ShareThis Page

Veterans Day thoughts

| Sunday, Nov. 10, 2013, 9:00 p.m.

There is an old snapshot of a World War II veteran that I will never forget. The young man is in uniform and his little boy is standing beside him. His son comes up just past the father's waist. Both have their backs to the camera. They are standing on sand, looking southwest toward the Golden Gate Bridge. The father is probably telling his son that Uncle Sam sent him far away, under that bridge and beyond: “Your daddy fought the enemy to keep you safe.”

The little boy has his left hand out to get a grip on his dad, but the father is not holding his son's hand. The boy has a hold on one of his dad's crutches as the father probably tells his son, “I gave my leg to Uncle Sam, so that no one would come here and hurt you.”

If you are a baby boomer (or even someone younger) and your dad was wounded for your freedom, I hope you are not embarrassed by an arm or leg that he is missing. Whether your father is still living or not, I hope you are proud of your dad who sacrificed for you.

Dan Manka

Fairmont, W.Va.

TribLIVE commenting policy

You are solely responsible for your comments and by using you agree to our Terms of Service.

We moderate comments. Our goal is to provide substantive commentary for a general readership. By screening submissions, we provide a space where readers can share intelligent and informed commentary that enhances the quality of our news and information.

While most comments will be posted if they are on-topic and not abusive, moderating decisions are subjective. We will make them as carefully and consistently as we can. Because of the volume of reader comments, we cannot review individual moderation decisions with readers.

We value thoughtful comments representing a range of views that make their point quickly and politely. We make an effort to protect discussions from repeated comments either by the same reader or different readers

We follow the same standards for taste as the daily newspaper. A few things we won't tolerate: personal attacks, obscenity, vulgarity, profanity (including expletives and letters followed by dashes), commercial promotion, impersonations, incoherence, proselytizing and SHOUTING. Don't include URLs to Web sites.

We do not edit comments. They are either approved or deleted. We reserve the right to edit a comment that is quoted or excerpted in an article. In this case, we may fix spelling and punctuation.

We welcome strong opinions and criticism of our work, but we don't want comments to become bogged down with discussions of our policies and we will moderate accordingly.

We appreciate it when readers and people quoted in articles or blog posts point out errors of fact or emphasis and will investigate all assertions.
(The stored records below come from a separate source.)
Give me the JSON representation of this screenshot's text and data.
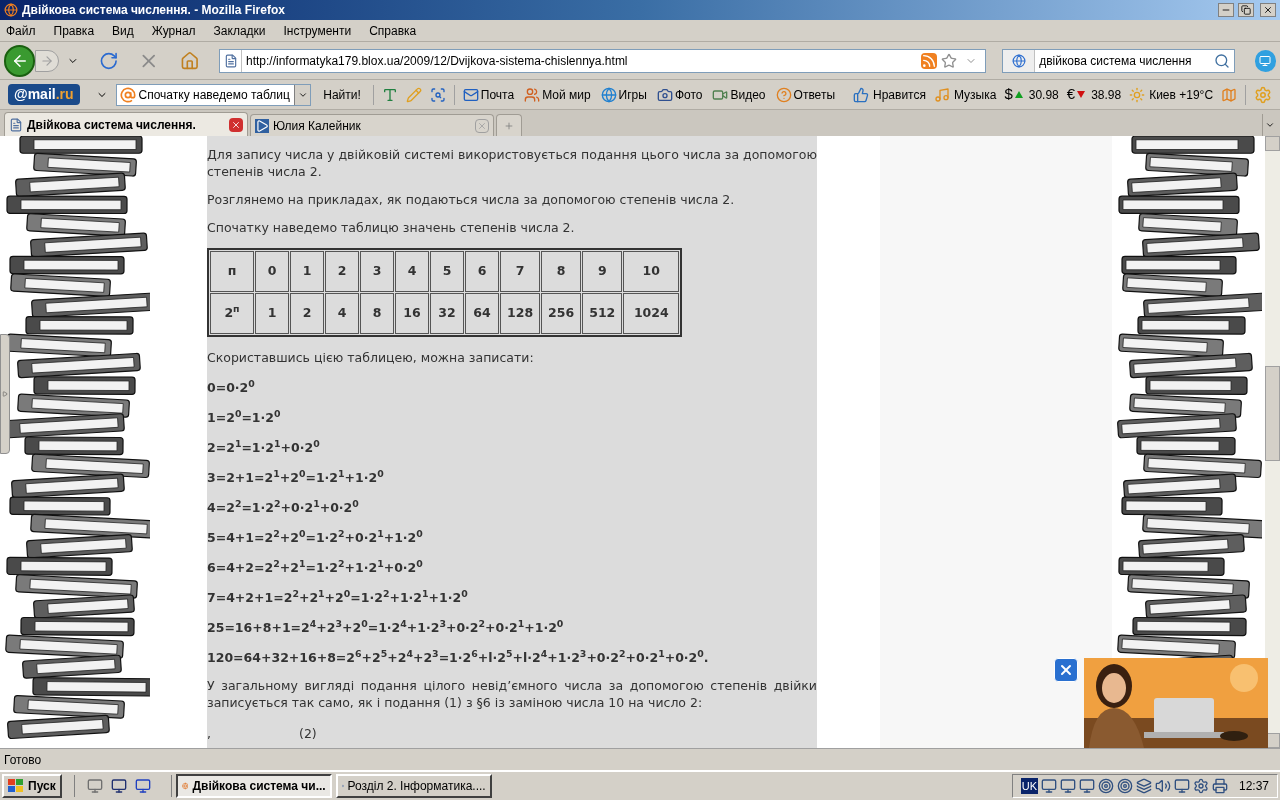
{
  "window": {
    "title": "Двійкова система числення. - Mozilla Firefox"
  },
  "menu": [
    "Файл",
    "Правка",
    "Вид",
    "Журнал",
    "Закладки",
    "Інструменти",
    "Справка"
  ],
  "address": {
    "value": "http://informatyka179.blox.ua/2009/12/Dvijkova-sistema-chislennya.html"
  },
  "search": {
    "value": "двійкова система числення"
  },
  "mail_toolbar": {
    "logo": [
      "@mail",
      ".ru"
    ],
    "search_value": "Спочатку наведемо таблиц",
    "find_button": "Найти!",
    "links": [
      {
        "kind": "mail",
        "label": "Почта"
      },
      {
        "kind": "world",
        "label": "Мой мир"
      },
      {
        "kind": "games",
        "label": "Игры"
      },
      {
        "label": "Фото"
      },
      {
        "kind": "video",
        "label": "Видео"
      },
      {
        "kind": "answers",
        "label": "Ответы"
      }
    ],
    "widgets": [
      {
        "kind": "like",
        "label": "Нравится"
      },
      {
        "kind": "music",
        "label": "Музыка"
      },
      {
        "kind": "rate",
        "symbol": "$",
        "rising": true,
        "value": "30.98"
      },
      {
        "kind": "rate",
        "symbol": "€",
        "rising": false,
        "value": "38.98"
      },
      {
        "kind": "weather",
        "label": "Киев +19°C"
      }
    ]
  },
  "tabs": [
    {
      "label": "Двійкова система числення.",
      "selected": true
    },
    {
      "label": "Юлия Калейник",
      "selected": false
    }
  ],
  "article": {
    "paragraphs_top": [
      "Для запису числа у двійковій системі використовується подання цього числа за допомогою степенів числа 2.",
      "Розглянемо на прикладах, як подаються числа за допомогою степенів числа 2.",
      "Спочатку наведемо таблицю значень степенів числа 2."
    ],
    "table": [
      [
        "п",
        "0",
        "1",
        "2",
        "3",
        "4",
        "5",
        "6",
        "7",
        "8",
        "9",
        "10"
      ],
      [
        "2$^{п}$",
        "1",
        "2",
        "4",
        "8",
        "16",
        "32",
        "64",
        "128",
        "256",
        "512",
        "1024"
      ]
    ],
    "intro": "Скориставшись цією таблицею, можна записати:",
    "formulas": [
      "0=0·2$^{0}$",
      "1=2$^{0}$=1·2$^{0}$",
      "2=2$^{1}$=1·2$^{1}$+0·2$^{0}$",
      "3=2+1=2$^{1}$+2$^{0}$=1·2$^{1}$+1·2$^{0}$",
      "4=2$^{2}$=1·2$^{2}$+0·2$^{1}$+0·2$^{0}$",
      "5=4+1=2$^{2}$+2$^{0}$=1·2$^{2}$+0·2$^{1}$+1·2$^{0}$",
      "6=4+2=2$^{2}$+2$^{1}$=1·2$^{2}$+1·2$^{1}$+0·2$^{0}$",
      "7=4+2+1=2$^{2}$+2$^{1}$+2$^{0}$=1·2$^{2}$+1·2$^{1}$+1·2$^{0}$",
      "25=16+8+1=2$^{4}$+2$^{3}$+2$^{0}$=1·2$^{4}$+1·2$^{3}$+0·2$^{2}$+0·2$^{1}$+1·2$^{0}$",
      "120=64+32+16+8=2$^{6}$+2$^{5}$+2$^{4}$+2$^{3}$=1·2$^{6}$+l·2$^{5}$+l·2$^{4}$+1·2$^{3}$+0·2$^{2}$+0·2$^{1}$+0·2$^{0}$."
    ],
    "paragraph_bottom": "У загальному вигляді подання цілого невід’ємного числа за допомогою степенів двійки записується так само, як і подання (1) з §6 із заміною числа 10 на число 2:",
    "last_line": [
      ",",
      "(2)"
    ]
  },
  "status_bar": "Готово",
  "taskbar": {
    "start": "Пуск",
    "tasks": [
      {
        "label": "Двійкова система чи...",
        "selected": true
      },
      {
        "label": "Розділ 2. Інформатика....",
        "selected": false
      }
    ],
    "language": "UK",
    "clock": "12:37"
  }
}
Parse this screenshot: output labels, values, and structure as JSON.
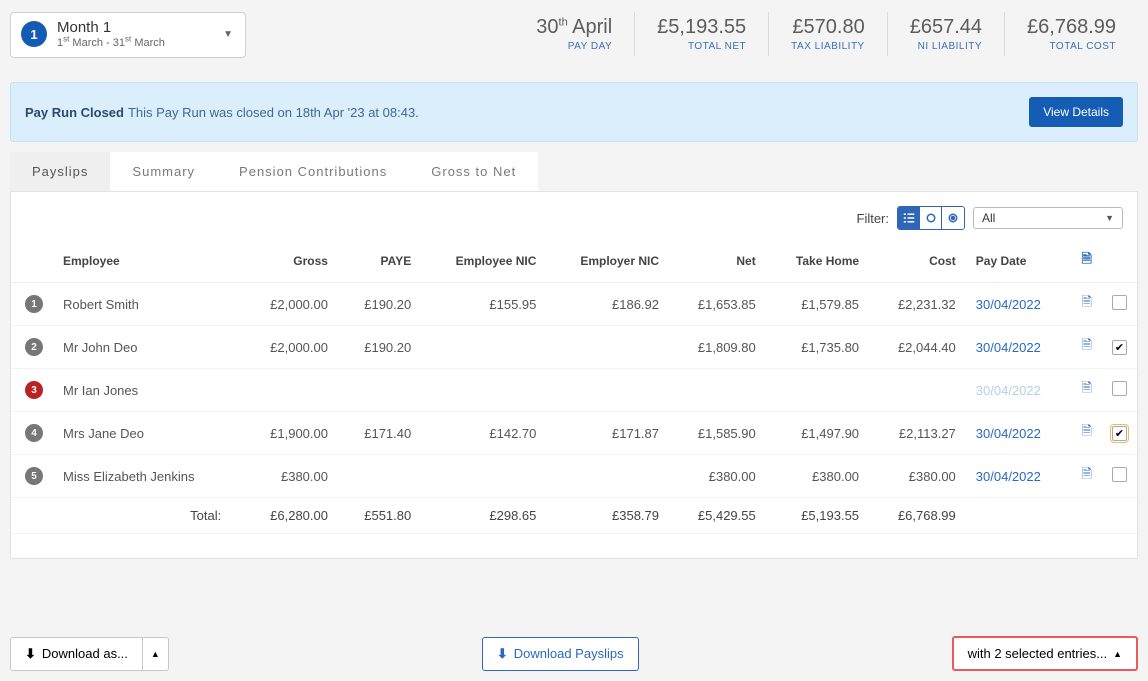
{
  "period": {
    "badge": "1",
    "title": "Month 1",
    "range_from_day": "1",
    "range_from_sup": "st",
    "range_from_month": "March",
    "range_to_day": "31",
    "range_to_sup": "st",
    "range_to_month": "March"
  },
  "stats": {
    "payday_day": "30",
    "payday_sup": "th",
    "payday_month": "April",
    "payday_label": "PAY DAY",
    "net_value": "£5,193.55",
    "net_label": "TOTAL NET",
    "tax_value": "£570.80",
    "tax_label": "TAX LIABILITY",
    "ni_value": "£657.44",
    "ni_label": "NI LIABILITY",
    "cost_value": "£6,768.99",
    "cost_label": "TOTAL COST"
  },
  "alert": {
    "title": "Pay Run Closed",
    "text": "This Pay Run was closed on 18th Apr '23 at 08:43.",
    "button": "View Details"
  },
  "tabs": {
    "payslips": "Payslips",
    "summary": "Summary",
    "pension": "Pension Contributions",
    "gross": "Gross to Net"
  },
  "filter": {
    "label": "Filter:",
    "dropdown": "All"
  },
  "columns": {
    "employee": "Employee",
    "gross": "Gross",
    "paye": "PAYE",
    "emp_nic": "Employee NIC",
    "empr_nic": "Employer NIC",
    "net": "Net",
    "take_home": "Take Home",
    "cost": "Cost",
    "pay_date": "Pay Date"
  },
  "rows": [
    {
      "idx": "1",
      "badge_color": "grey",
      "employee": "Robert Smith",
      "gross": "£2,000.00",
      "paye": "£190.20",
      "emp_nic": "£155.95",
      "empr_nic": "£186.92",
      "net": "£1,653.85",
      "take_home": "£1,579.85",
      "cost": "£2,231.32",
      "pay_date": "30/04/2022",
      "muted": false,
      "checked": false,
      "hl": false
    },
    {
      "idx": "2",
      "badge_color": "grey",
      "employee": "Mr John Deo",
      "gross": "£2,000.00",
      "paye": "£190.20",
      "emp_nic": "",
      "empr_nic": "",
      "net": "£1,809.80",
      "take_home": "£1,735.80",
      "cost": "£2,044.40",
      "pay_date": "30/04/2022",
      "muted": false,
      "checked": true,
      "hl": false
    },
    {
      "idx": "3",
      "badge_color": "red",
      "employee": "Mr Ian Jones",
      "gross": "",
      "paye": "",
      "emp_nic": "",
      "empr_nic": "",
      "net": "",
      "take_home": "",
      "cost": "",
      "pay_date": "30/04/2022",
      "muted": true,
      "checked": false,
      "hl": false
    },
    {
      "idx": "4",
      "badge_color": "grey",
      "employee": "Mrs Jane Deo",
      "gross": "£1,900.00",
      "paye": "£171.40",
      "emp_nic": "£142.70",
      "empr_nic": "£171.87",
      "net": "£1,585.90",
      "take_home": "£1,497.90",
      "cost": "£2,113.27",
      "pay_date": "30/04/2022",
      "muted": false,
      "checked": true,
      "hl": true
    },
    {
      "idx": "5",
      "badge_color": "grey",
      "employee": "Miss Elizabeth Jenkins",
      "gross": "£380.00",
      "paye": "",
      "emp_nic": "",
      "empr_nic": "",
      "net": "£380.00",
      "take_home": "£380.00",
      "cost": "£380.00",
      "pay_date": "30/04/2022",
      "muted": false,
      "checked": false,
      "hl": false
    }
  ],
  "totals": {
    "label": "Total:",
    "gross": "£6,280.00",
    "paye": "£551.80",
    "emp_nic": "£298.65",
    "empr_nic": "£358.79",
    "net": "£5,429.55",
    "take_home": "£5,193.55",
    "cost": "£6,768.99"
  },
  "footer": {
    "download_as": "Download as...",
    "download_payslips": "Download Payslips",
    "selected_entries": "with 2 selected entries..."
  }
}
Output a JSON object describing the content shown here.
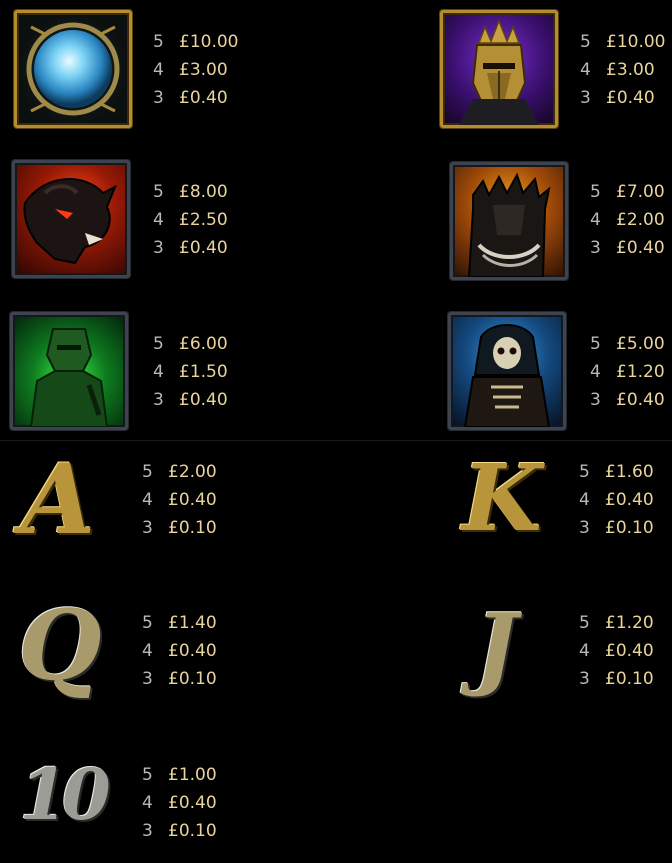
{
  "symbols": [
    {
      "name": "orb",
      "pays": [
        {
          "count": "5",
          "value": "£10.00"
        },
        {
          "count": "4",
          "value": "£3.00"
        },
        {
          "count": "3",
          "value": "£0.40"
        }
      ]
    },
    {
      "name": "crowned-knight",
      "pays": [
        {
          "count": "5",
          "value": "£10.00"
        },
        {
          "count": "4",
          "value": "£3.00"
        },
        {
          "count": "3",
          "value": "£0.40"
        }
      ]
    },
    {
      "name": "demon-dragon",
      "pays": [
        {
          "count": "5",
          "value": "£8.00"
        },
        {
          "count": "4",
          "value": "£2.50"
        },
        {
          "count": "3",
          "value": "£0.40"
        }
      ]
    },
    {
      "name": "spiked-warrior",
      "pays": [
        {
          "count": "5",
          "value": "£7.00"
        },
        {
          "count": "4",
          "value": "£2.00"
        },
        {
          "count": "3",
          "value": "£0.40"
        }
      ]
    },
    {
      "name": "green-knight",
      "pays": [
        {
          "count": "5",
          "value": "£6.00"
        },
        {
          "count": "4",
          "value": "£1.50"
        },
        {
          "count": "3",
          "value": "£0.40"
        }
      ]
    },
    {
      "name": "skeleton-reaper",
      "pays": [
        {
          "count": "5",
          "value": "£5.00"
        },
        {
          "count": "4",
          "value": "£1.20"
        },
        {
          "count": "3",
          "value": "£0.40"
        }
      ]
    },
    {
      "name": "letter-a",
      "glyph": "A",
      "pays": [
        {
          "count": "5",
          "value": "£2.00"
        },
        {
          "count": "4",
          "value": "£0.40"
        },
        {
          "count": "3",
          "value": "£0.10"
        }
      ]
    },
    {
      "name": "letter-k",
      "glyph": "K",
      "pays": [
        {
          "count": "5",
          "value": "£1.60"
        },
        {
          "count": "4",
          "value": "£0.40"
        },
        {
          "count": "3",
          "value": "£0.10"
        }
      ]
    },
    {
      "name": "letter-q",
      "glyph": "Q",
      "pays": [
        {
          "count": "5",
          "value": "£1.40"
        },
        {
          "count": "4",
          "value": "£0.40"
        },
        {
          "count": "3",
          "value": "£0.10"
        }
      ]
    },
    {
      "name": "letter-j",
      "glyph": "J",
      "pays": [
        {
          "count": "5",
          "value": "£1.20"
        },
        {
          "count": "4",
          "value": "£0.40"
        },
        {
          "count": "3",
          "value": "£0.10"
        }
      ]
    },
    {
      "name": "number-10",
      "glyph": "10",
      "pays": [
        {
          "count": "5",
          "value": "£1.00"
        },
        {
          "count": "4",
          "value": "£0.40"
        },
        {
          "count": "3",
          "value": "£0.10"
        }
      ]
    }
  ],
  "colors": {
    "background": "#000000",
    "count": "#b9b9b9",
    "value": "#e9d49a",
    "gold_frame": "#b58d2e",
    "steel_frame": "#3d4450"
  }
}
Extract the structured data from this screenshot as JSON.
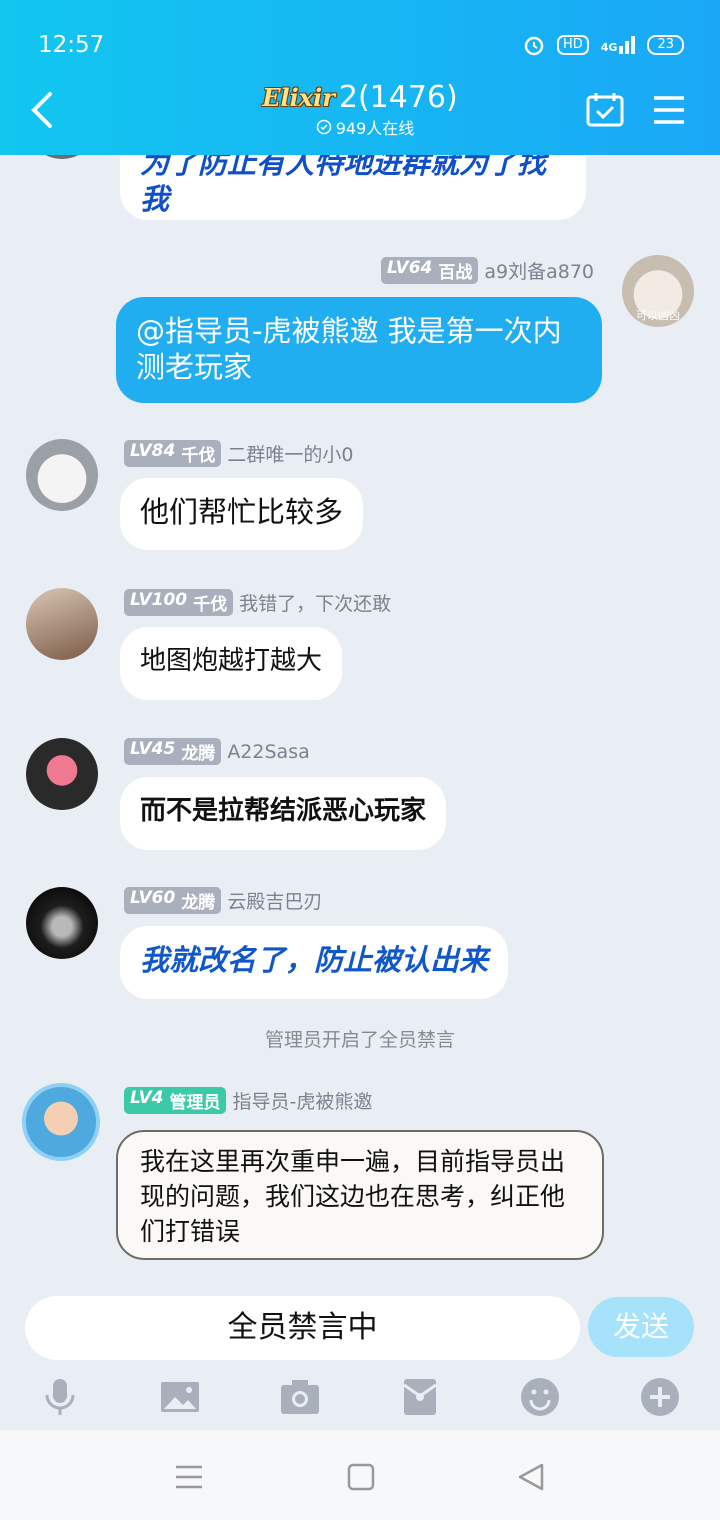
{
  "status_bar": {
    "time": "12:57",
    "hd": "HD",
    "network": "4G",
    "battery": "23"
  },
  "header": {
    "logo_text": "Elixir",
    "title": "2(1476)",
    "online": "949人在线"
  },
  "messages": [
    {
      "side": "left",
      "text": "为了防止有人特地进群就为了找我"
    },
    {
      "side": "right",
      "level": "LV64",
      "rank": "百战",
      "name": "a9刘备a870",
      "avatar_caption": "可以凶凶",
      "text": "@指导员-虎被熊邀 我是第一次内测老玩家"
    },
    {
      "side": "left",
      "level": "LV84",
      "rank": "千伐",
      "name": "二群唯一的小0",
      "text": "他们帮忙比较多"
    },
    {
      "side": "left",
      "level": "LV100",
      "rank": "千伐",
      "name": "我错了，下次还敢",
      "text": "地图炮越打越大"
    },
    {
      "side": "left",
      "level": "LV45",
      "rank": "龙腾",
      "name": "A22Sasa",
      "text": "而不是拉帮结派恶心玩家"
    },
    {
      "side": "left",
      "level": "LV60",
      "rank": "龙腾",
      "name": "云殿吉巴刃",
      "text": "我就改名了，防止被认出来"
    },
    {
      "side": "left",
      "level": "LV4",
      "rank": "管理员",
      "name": "指导员-虎被熊邀",
      "text": "我在这里再次重申一遍，目前指导员出现的问题，我们这边也在思考，纠正他们打错误"
    }
  ],
  "system_notice": "管理员开启了全员禁言",
  "input": {
    "placeholder": "全员禁言中",
    "send_label": "发送"
  },
  "colors": {
    "header": "#1aa8f6",
    "bubble_self": "#21aef0",
    "admin_tag": "#3cc9a8"
  }
}
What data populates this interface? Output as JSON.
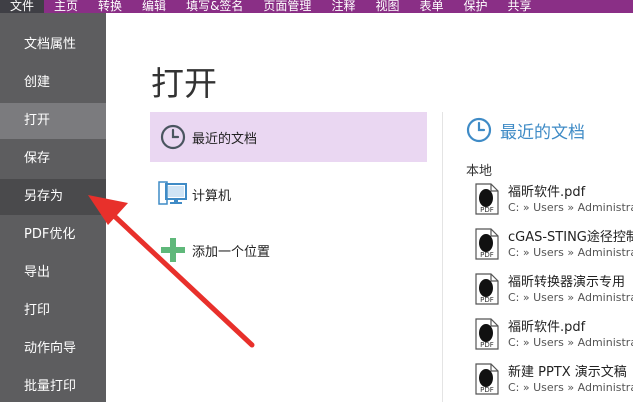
{
  "ribbon": {
    "tabs": [
      "文件",
      "主页",
      "转换",
      "编辑",
      "填写&签名",
      "页面管理",
      "注释",
      "视图",
      "表单",
      "保护",
      "共享"
    ]
  },
  "sidebar": {
    "items": [
      "文档属性",
      "创建",
      "打开",
      "保存",
      "另存为",
      "PDF优化",
      "导出",
      "打印",
      "动作向导",
      "批量打印"
    ]
  },
  "main": {
    "title": "打开",
    "locations": [
      "最近的文档",
      "计算机",
      "添加一个位置"
    ]
  },
  "recent": {
    "title": "最近的文档",
    "section_label": "本地",
    "files": [
      {
        "name": "福昕软件.pdf",
        "path": "C: » Users » Administrat"
      },
      {
        "name": "cGAS-STING途径控制",
        "path": "C: » Users » Administrat"
      },
      {
        "name": "福昕转换器演示专用",
        "path": "C: » Users » Administrat"
      },
      {
        "name": "福昕软件.pdf",
        "path": "C: » Users » Administrat"
      },
      {
        "name": "新建 PPTX 演示文稿",
        "path": "C: » Users » Administrat"
      }
    ]
  },
  "icons": {
    "file_badge": "PDF",
    "colors": {
      "ribbon": "#8a2f86",
      "sidebar": "#5d5d5f",
      "accent": "#3f8bc6",
      "selected": "#ead7f2",
      "plus": "#5fb87a",
      "arrow": "#e8302b"
    }
  }
}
But these suggestions should be sent via e-mail. To avoid distracting other readers, we won't publish comments that suggest a correction. Instead, corrections will be made in a blog post or in an article.